“Just go in with your eyes wide open about it,” he said.
“Often, they use the company bank account for groceries and school fees and all that sort of stuff, and it all goes to a Division 7A loan.”
The very fact that his firm is seeing more cases of director’s loans involved in liquidations and personal bankruptcies is suggestive of a lack of awareness as to the risks associated with director’s loans.
“Not knowing what the potential downside of it is,” he said.
‘Look at the figures’
According to Mr Free, business owners should refrain from viewing their tax returns as simply an act of compliance, but take in and use the data that it provides to understand the workings of their business.
“Actually look at the figures — look at the risk profile in there,” he said.
“If there is a shareholder’s loan, what is the strategy that the directors are going to implement to get that down if things are not looking crash-hot.”
He also advised that anyone with outstanding loans “do whatever they can to ensure those loans are repaid, over a short to medium time frame”.
“Because if you’re concerned about the Tax Office and concerned about creditors chasing you, but you think you’re going to be able to hide behind what’s already a diminishing corporate shield, the Division 7A just punches straight through it, and gives creditors via a bankruptcy trustee access to your personal assets. So, it’s almost like you’re operating like a sole trader.”
Mr Free’s comments come amid separate figures revealing a concerning increase in the number of business insolvencies and payment defaults.
Adam Zuchetti is the editor of My Business, and has steered the publication’s editorial direction since early 2016.
Ask the Experts: Does automation stack up financially?

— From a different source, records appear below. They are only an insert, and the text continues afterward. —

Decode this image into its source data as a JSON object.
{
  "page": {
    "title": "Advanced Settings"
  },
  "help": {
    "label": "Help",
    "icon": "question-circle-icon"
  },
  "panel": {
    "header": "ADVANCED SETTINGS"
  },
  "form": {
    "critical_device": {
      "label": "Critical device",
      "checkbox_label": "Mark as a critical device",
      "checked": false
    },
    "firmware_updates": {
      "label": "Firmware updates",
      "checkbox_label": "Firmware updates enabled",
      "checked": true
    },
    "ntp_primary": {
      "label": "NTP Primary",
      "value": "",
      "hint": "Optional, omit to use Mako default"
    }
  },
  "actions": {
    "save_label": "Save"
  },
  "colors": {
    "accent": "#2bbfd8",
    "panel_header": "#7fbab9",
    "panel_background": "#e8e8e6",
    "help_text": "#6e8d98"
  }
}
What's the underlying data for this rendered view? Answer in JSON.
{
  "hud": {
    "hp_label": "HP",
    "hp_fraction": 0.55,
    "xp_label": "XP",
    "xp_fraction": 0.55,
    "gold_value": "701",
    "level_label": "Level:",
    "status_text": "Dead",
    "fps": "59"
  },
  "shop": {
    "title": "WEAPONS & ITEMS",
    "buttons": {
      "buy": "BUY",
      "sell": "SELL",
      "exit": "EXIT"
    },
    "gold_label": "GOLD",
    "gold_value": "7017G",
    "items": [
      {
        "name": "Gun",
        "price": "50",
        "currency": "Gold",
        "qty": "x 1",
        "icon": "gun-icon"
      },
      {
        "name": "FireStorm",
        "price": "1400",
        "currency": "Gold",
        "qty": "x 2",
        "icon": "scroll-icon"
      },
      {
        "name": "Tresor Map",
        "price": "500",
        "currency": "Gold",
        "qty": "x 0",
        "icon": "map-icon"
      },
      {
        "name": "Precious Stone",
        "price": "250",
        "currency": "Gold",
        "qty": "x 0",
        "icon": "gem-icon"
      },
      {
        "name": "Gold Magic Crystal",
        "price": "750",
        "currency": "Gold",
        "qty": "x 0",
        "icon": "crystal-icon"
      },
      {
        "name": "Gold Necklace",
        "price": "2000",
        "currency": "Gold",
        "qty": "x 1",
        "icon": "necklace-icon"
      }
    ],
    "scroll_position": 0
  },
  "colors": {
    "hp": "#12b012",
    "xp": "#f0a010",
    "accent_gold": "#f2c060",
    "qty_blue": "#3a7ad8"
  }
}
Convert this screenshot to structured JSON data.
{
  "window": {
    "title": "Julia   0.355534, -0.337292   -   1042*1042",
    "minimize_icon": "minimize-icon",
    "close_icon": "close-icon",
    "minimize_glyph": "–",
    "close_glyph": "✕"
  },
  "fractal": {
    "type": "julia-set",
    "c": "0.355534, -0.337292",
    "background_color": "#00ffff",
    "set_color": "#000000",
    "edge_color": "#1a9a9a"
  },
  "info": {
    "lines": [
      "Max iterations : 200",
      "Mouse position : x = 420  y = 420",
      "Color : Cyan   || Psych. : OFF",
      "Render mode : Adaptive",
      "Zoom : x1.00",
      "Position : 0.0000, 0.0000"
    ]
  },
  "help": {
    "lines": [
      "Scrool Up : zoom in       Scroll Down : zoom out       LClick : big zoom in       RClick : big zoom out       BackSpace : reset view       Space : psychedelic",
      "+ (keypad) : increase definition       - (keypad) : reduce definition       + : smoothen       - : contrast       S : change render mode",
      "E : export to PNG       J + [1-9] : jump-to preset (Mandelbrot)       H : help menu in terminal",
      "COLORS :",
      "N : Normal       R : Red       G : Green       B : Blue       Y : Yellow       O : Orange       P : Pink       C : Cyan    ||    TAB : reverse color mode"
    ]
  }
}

By Christopher Overton
Opinion: How bad do things have to get?!
By Adam Zuchetti
Business lessons from the All Blacks
By Steve Stanley